The AIM center organized a workshop on AI and advanced manufacturing, co-located with
the 2019 University of Wyoming Materials Science and Engineering Symposium. Invited
speakers included David Estrada (Boise State University) and Kamal Choudhary (National
Institute of Standards and Technology). In addition, AIM PIs and associated researchers
presented the latest results on applying state-of-the-art AI to laser-induced graphene
production, atomistic modeling, and porous media modeling.
The workshop featured a hands-on session where participants were able to use state-of-the-art
machine learning modeling to optimize manufacturing processes themselves, based on
real data and approaches developed by the center PIs. This was the first exposure
to AI techniques for many of the approximately 25 participants, giving them an idea
of the power of the approach and how to apply it in their own research.
Wahab, Hud, Vivek Jain, Alexander Scott Tyrrell, Michael Alan Seas, Lars Kotthoff,
and Patrick Alfred Johnson. "Machine-Learning-Assisted Fabrication: Bayesian Optimization
of Laser-Induced Graphene Patterning Using in-Situ Raman Analysis." Carbon 167 (2020):
609–19. https://doi.org/10.1016/j.carbon.2020.05.087. preprint (PDF)
Wahab, Hud, Alex Tyrrell, Vivek Jain, Lars Kotthoff and Patrick Johnson. "Model-based
Optimization of Laser-Reduced Graphene using in-situ Raman Analysis." Poster presentation in Materials Research Society Fall 2019 Symposium (PDF), December 2019.
Kotthoff, Lars, Vivek Jain, Alexander Tyrrell, Hud Wahab, and Patrick Johnson. "AI

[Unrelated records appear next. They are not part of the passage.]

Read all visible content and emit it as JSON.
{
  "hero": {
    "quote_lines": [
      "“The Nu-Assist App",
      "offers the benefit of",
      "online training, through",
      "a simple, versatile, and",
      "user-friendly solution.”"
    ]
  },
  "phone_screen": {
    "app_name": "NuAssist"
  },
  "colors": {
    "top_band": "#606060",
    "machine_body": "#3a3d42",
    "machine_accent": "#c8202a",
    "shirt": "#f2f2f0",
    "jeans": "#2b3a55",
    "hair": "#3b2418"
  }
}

for Materials Science: Tuning Laser-Induced Graphene Production." Poster presentation in COSEAL annual meeting (PDF), August 2019.
Hankins, Sarah, Lars Kotthoff, and Ray S. Fertig. "Bio-like Composite Microstructure Designs for Enhanced Damage Tolerance via Machine
Learning. (PDF)" In American Society for Composites, September 2019.
Kotthoff, Lars, Vivek Jain, Alexander Tyrrell, Hud Wahab, and Patrick Johnson. "AI for Materials Science: Tuning Laser-Induced Graphene Production. (PDF)" In Data Science Meets Optimisation Workshop at IJCAI 2019, August 2019.
Bhuiyan, Faisal H., Lars Kotthoff, and Ray S. Fertig. "Machine Learning Applied to
Biaxial Failure Envelope Prediction of Unidirectional Composites." Poster presentation in University of Wyoming Materials Science and Engineering Symposium
(PDF), April 2019.
Jain, Vivek, Alex Tyrrell, Kaitlyn Vap, Lars Kotthoff, and Patrick Johnson. "Advanced
Manufacturing of Laser-Induced Graphene Electronics" Poster presentation in University of Wyoming Materials Science and Engineering Symposium
(PDF), April 2019.
Bhuiyan, Faisal H., Lars Kotthoff, and Ray S. Fertig. "A Machine Learning Technique
to Predict Static Multi-Axial Failure Envelope of Laminated Composites." In American
Society for Composites 33rd Annual Technical Conference, 2018. preprint (PDF)
Lars Kotthoff, email@example.com